**Problem details:**
Retype every entry below without pictures.

⟨

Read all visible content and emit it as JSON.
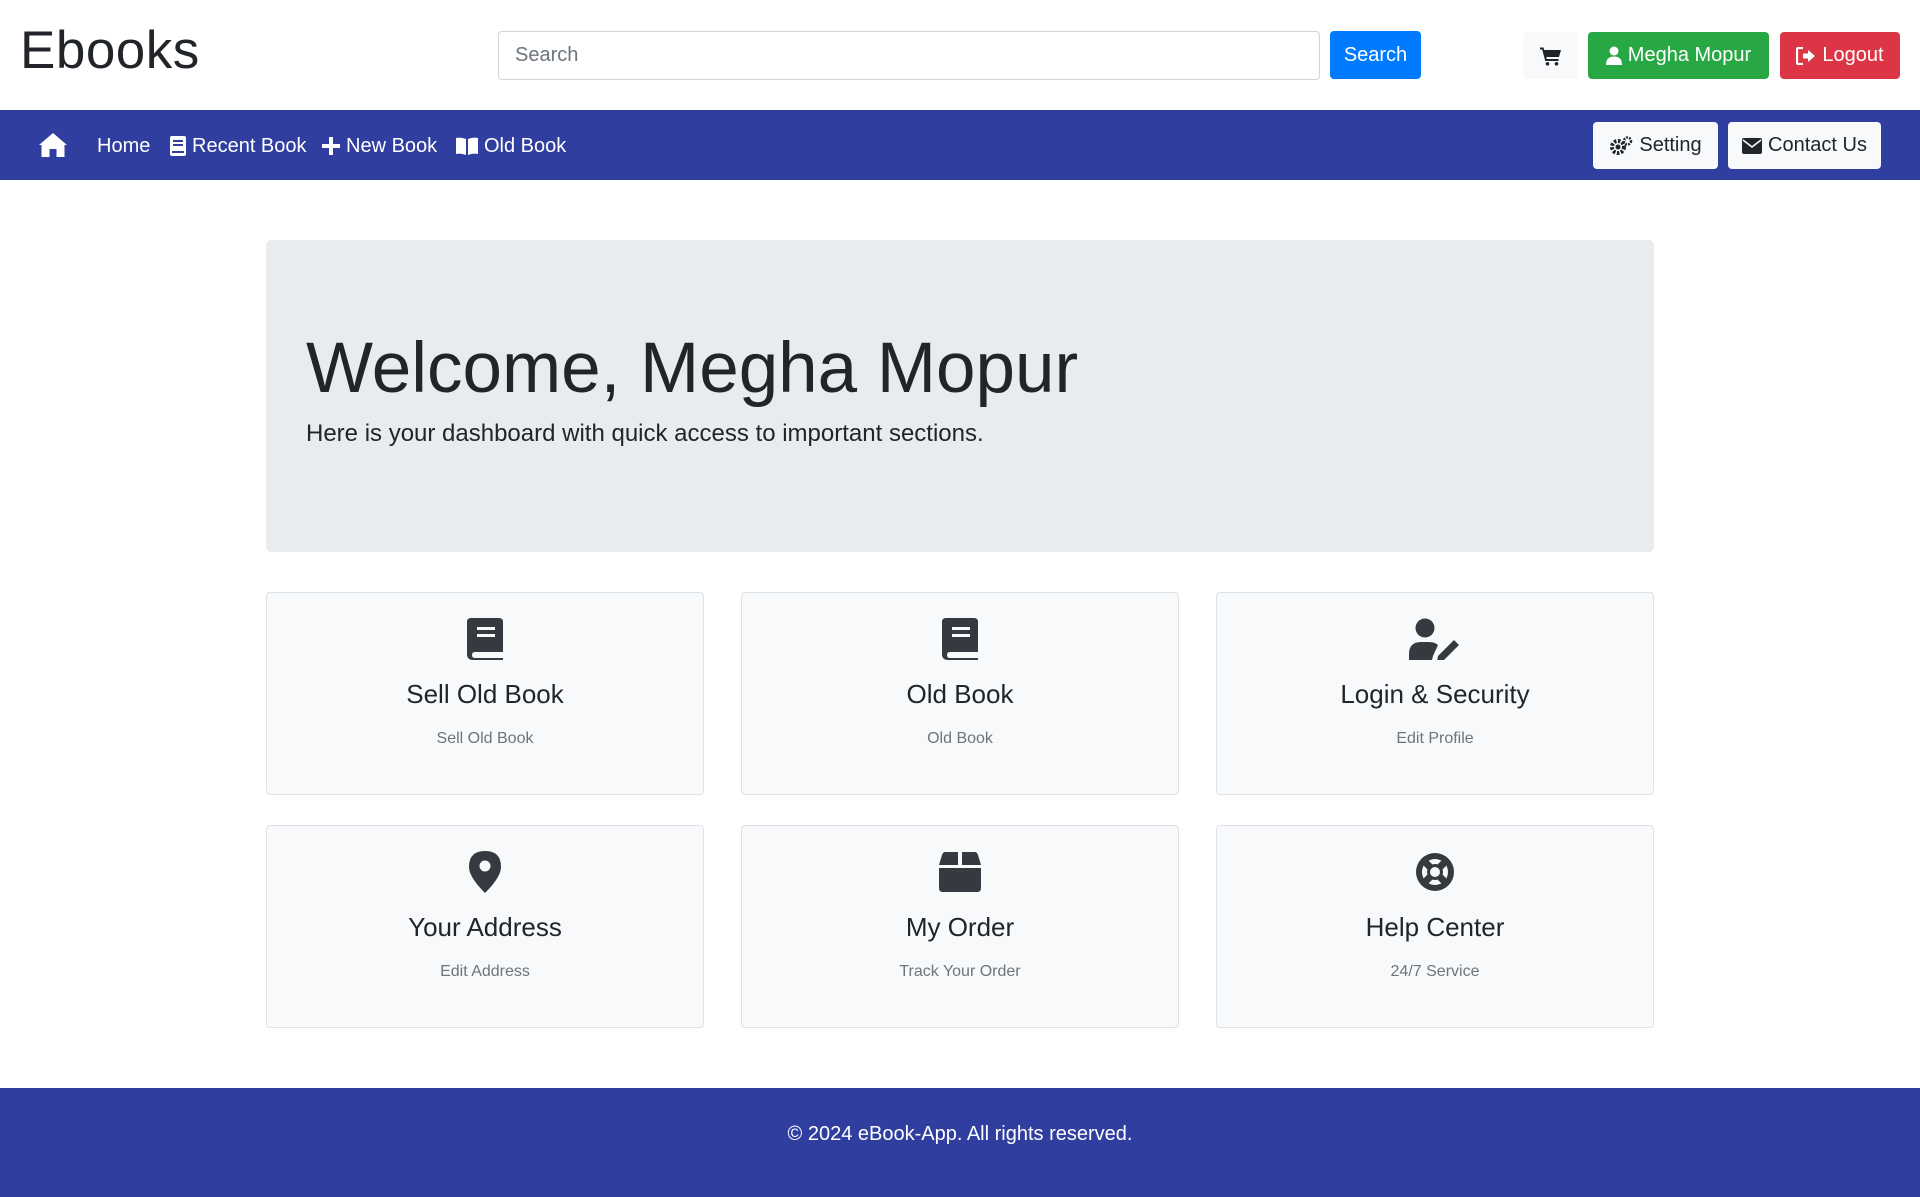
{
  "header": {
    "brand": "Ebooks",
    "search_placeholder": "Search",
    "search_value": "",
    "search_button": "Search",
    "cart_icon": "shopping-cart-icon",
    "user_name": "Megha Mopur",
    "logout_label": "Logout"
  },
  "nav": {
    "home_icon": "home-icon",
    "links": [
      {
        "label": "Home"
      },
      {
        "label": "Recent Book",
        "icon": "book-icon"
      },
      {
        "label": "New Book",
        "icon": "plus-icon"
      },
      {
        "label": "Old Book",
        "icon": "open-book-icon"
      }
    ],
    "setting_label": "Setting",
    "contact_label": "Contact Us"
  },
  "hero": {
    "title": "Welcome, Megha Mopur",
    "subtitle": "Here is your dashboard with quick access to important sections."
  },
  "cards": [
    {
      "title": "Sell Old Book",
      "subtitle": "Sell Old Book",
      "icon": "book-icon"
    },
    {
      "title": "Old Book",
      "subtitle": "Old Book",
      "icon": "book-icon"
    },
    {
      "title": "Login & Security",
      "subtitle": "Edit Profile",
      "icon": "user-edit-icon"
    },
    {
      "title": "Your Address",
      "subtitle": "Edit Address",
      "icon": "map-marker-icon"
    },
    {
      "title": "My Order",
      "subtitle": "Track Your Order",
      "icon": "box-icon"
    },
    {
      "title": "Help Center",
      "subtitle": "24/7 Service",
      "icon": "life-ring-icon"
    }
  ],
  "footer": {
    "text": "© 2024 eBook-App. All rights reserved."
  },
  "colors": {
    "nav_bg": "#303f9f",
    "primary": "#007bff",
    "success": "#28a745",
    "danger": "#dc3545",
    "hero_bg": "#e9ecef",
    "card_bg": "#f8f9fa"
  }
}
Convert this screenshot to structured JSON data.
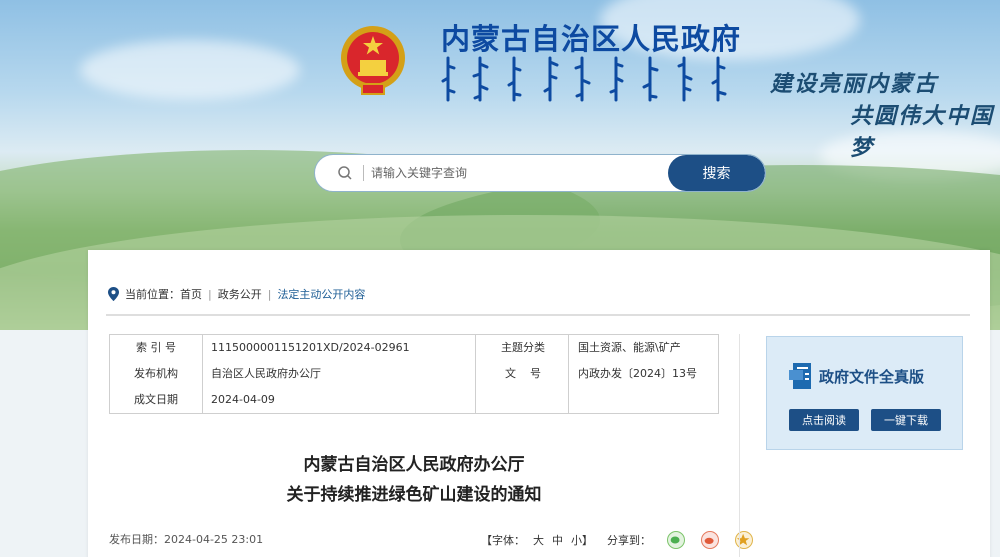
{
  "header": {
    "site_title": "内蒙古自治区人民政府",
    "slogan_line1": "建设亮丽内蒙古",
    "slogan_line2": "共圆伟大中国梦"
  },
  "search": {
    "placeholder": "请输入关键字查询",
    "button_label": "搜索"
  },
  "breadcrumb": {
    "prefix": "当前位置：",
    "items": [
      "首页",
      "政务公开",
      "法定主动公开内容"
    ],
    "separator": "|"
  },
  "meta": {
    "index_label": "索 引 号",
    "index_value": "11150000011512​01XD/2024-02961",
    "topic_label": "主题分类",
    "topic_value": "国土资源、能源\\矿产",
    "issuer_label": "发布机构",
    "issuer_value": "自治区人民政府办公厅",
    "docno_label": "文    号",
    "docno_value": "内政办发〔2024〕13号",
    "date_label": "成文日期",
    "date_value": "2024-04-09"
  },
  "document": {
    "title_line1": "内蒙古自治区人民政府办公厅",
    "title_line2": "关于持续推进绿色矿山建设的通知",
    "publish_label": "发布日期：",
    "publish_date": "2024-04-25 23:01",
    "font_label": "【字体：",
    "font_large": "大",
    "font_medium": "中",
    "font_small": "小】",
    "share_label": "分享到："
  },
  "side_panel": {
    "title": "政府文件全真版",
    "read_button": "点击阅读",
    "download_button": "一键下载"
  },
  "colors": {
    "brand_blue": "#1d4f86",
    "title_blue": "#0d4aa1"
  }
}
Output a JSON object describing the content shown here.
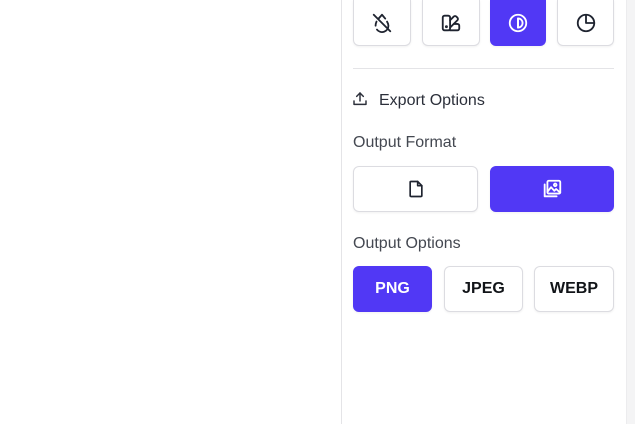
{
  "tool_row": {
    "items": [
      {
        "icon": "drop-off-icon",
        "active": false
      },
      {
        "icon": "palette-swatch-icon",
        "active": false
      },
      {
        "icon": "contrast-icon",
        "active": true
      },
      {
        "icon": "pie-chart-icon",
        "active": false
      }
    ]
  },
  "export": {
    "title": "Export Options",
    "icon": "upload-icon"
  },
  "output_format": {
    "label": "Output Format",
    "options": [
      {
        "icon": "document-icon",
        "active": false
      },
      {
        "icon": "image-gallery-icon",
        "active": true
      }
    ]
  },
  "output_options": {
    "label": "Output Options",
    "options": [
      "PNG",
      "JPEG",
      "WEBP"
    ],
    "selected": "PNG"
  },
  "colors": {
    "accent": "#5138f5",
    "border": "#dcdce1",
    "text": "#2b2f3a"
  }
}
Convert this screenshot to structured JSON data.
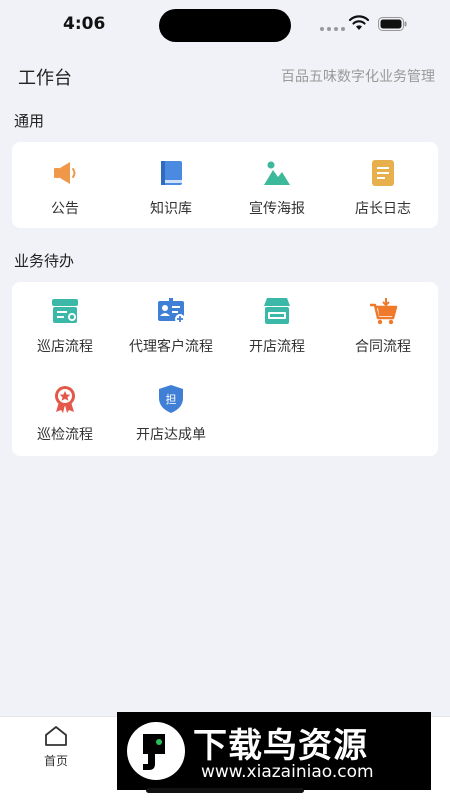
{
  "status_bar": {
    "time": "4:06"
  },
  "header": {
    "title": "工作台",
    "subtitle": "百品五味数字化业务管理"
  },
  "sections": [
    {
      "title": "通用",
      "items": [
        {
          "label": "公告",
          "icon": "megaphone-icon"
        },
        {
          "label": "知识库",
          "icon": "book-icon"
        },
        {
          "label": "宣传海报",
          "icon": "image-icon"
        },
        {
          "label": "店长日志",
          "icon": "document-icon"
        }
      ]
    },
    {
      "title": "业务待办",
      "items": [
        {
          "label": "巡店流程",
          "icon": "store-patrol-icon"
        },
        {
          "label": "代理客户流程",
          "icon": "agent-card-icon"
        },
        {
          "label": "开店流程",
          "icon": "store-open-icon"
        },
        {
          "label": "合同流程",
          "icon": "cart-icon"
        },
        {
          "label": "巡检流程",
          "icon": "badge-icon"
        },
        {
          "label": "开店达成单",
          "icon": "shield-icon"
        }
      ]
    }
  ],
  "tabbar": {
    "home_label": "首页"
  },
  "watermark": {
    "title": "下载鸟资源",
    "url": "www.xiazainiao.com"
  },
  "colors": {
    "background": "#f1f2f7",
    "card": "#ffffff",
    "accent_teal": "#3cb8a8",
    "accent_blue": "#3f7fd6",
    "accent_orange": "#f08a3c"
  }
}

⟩

**Exercise output:**
Read all visible content and emit it as JSON.
{
  "header": {
    "brand": "Ebooks",
    "search_placeholder": "Search",
    "search_value": "",
    "search_button": "Search",
    "cart_icon": "shopping-cart-icon",
    "user_name": "Megha Mopur",
    "logout_label": "Logout"
  },
  "nav": {
    "home_icon": "home-icon",
    "links": [
      {
        "label": "Home"
      },
      {
        "label": "Recent Book",
        "icon": "book-icon"
      },
      {
        "label": "New Book",
        "icon": "plus-icon"
      },
      {
        "label": "Old Book",
        "icon": "open-book-icon"
      }
    ],
    "setting_label": "Setting",
    "contact_label": "Contact Us"
  },
  "hero": {
    "title": "Welcome, Megha Mopur",
    "subtitle": "Here is your dashboard with quick access to important sections."
  },
  "cards": [
    {
      "title": "Sell Old Book",
      "subtitle": "Sell Old Book",
      "icon": "book-icon"
    },
    {
      "title": "Old Book",
      "subtitle": "Old Book",
      "icon": "book-icon"
    },
    {
      "title": "Login & Security",
      "subtitle": "Edit Profile",
      "icon": "user-edit-icon"
    },
    {
      "title": "Your Address",
      "subtitle": "Edit Address",
      "icon": "map-marker-icon"
    },
    {
      "title": "My Order",
      "subtitle": "Track Your Order",
      "icon": "box-icon"
    },
    {
      "title": "Help Center",
      "subtitle": "24/7 Service",
      "icon": "life-ring-icon"
    }
  ],
  "footer": {
    "text": "© 2024 eBook-App. All rights reserved."
  },
  "colors": {
    "nav_bg": "#303f9f",
    "primary": "#007bff",
    "success": "#28a745",
    "danger": "#dc3545",
    "hero_bg": "#e9ecef",
    "card_bg": "#f8f9fa"
  }
}
Convert this screenshot to structured JSON data.
{
  "header": {
    "site_title": "内蒙古自治区人民政府",
    "slogan_line1": "建设亮丽内蒙古",
    "slogan_line2": "共圆伟大中国梦"
  },
  "search": {
    "placeholder": "请输入关键字查询",
    "button_label": "搜索"
  },
  "breadcrumb": {
    "prefix": "当前位置：",
    "items": [
      "首页",
      "政务公开",
      "法定主动公开内容"
    ],
    "separator": "|"
  },
  "meta": {
    "index_label": "索 引 号",
    "index_value": "11150000011512​01XD/2024-02961",
    "topic_label": "主题分类",
    "topic_value": "国土资源、能源\\矿产",
    "issuer_label": "发布机构",
    "issuer_value": "自治区人民政府办公厅",
    "docno_label": "文    号",
    "docno_value": "内政办发〔2024〕13号",
    "date_label": "成文日期",
    "date_value": "2024-04-09"
  },
  "document": {
    "title_line1": "内蒙古自治区人民政府办公厅",
    "title_line2": "关于持续推进绿色矿山建设的通知",
    "publish_label": "发布日期：",
    "publish_date": "2024-04-25 23:01",
    "font_label": "【字体：",
    "font_large": "大",
    "font_medium": "中",
    "font_small": "小】",
    "share_label": "分享到："
  },
  "side_panel": {
    "title": "政府文件全真版",
    "read_button": "点击阅读",
    "download_button": "一键下载"
  },
  "colors": {
    "brand_blue": "#1d4f86",
    "title_blue": "#0d4aa1"
  }
}
Output a JSON object describing the content shown here.
{
  "tool_row": {
    "items": [
      {
        "icon": "drop-off-icon",
        "active": false
      },
      {
        "icon": "palette-swatch-icon",
        "active": false
      },
      {
        "icon": "contrast-icon",
        "active": true
      },
      {
        "icon": "pie-chart-icon",
        "active": false
      }
    ]
  },
  "export": {
    "title": "Export Options",
    "icon": "upload-icon"
  },
  "output_format": {
    "label": "Output Format",
    "options": [
      {
        "icon": "document-icon",
        "active": false
      },
      {
        "icon": "image-gallery-icon",
        "active": true
      }
    ]
  },
  "output_options": {
    "label": "Output Options",
    "options": [
      "PNG",
      "JPEG",
      "WEBP"
    ],
    "selected": "PNG"
  },
  "colors": {
    "accent": "#5138f5",
    "border": "#dcdce1",
    "text": "#2b2f3a"
  }
}
Convert this screenshot to structured JSON data.
{
  "status_bar": {
    "time": "4:06"
  },
  "header": {
    "title": "工作台",
    "subtitle": "百品五味数字化业务管理"
  },
  "sections": [
    {
      "title": "通用",
      "items": [
        {
          "label": "公告",
          "icon": "megaphone-icon"
        },
        {
          "label": "知识库",
          "icon": "book-icon"
        },
        {
          "label": "宣传海报",
          "icon": "image-icon"
        },
        {
          "label": "店长日志",
          "icon": "document-icon"
        }
      ]
    },
    {
      "title": "业务待办",
      "items": [
        {
          "label": "巡店流程",
          "icon": "store-patrol-icon"
        },
        {
          "label": "代理客户流程",
          "icon": "agent-card-icon"
        },
        {
          "label": "开店流程",
          "icon": "store-open-icon"
        },
        {
          "label": "合同流程",
          "icon": "cart-icon"
        },
        {
          "label": "巡检流程",
          "icon": "badge-icon"
        },
        {
          "label": "开店达成单",
          "icon": "shield-icon"
        }
      ]
    }
  ],
  "tabbar": {
    "home_label": "首页"
  },
  "watermark": {
    "title": "下载鸟资源",
    "url": "www.xiazainiao.com"
  },
  "colors": {
    "background": "#f1f2f7",
    "card": "#ffffff",
    "accent_teal": "#3cb8a8",
    "accent_blue": "#3f7fd6",
    "accent_orange": "#f08a3c"
  }
}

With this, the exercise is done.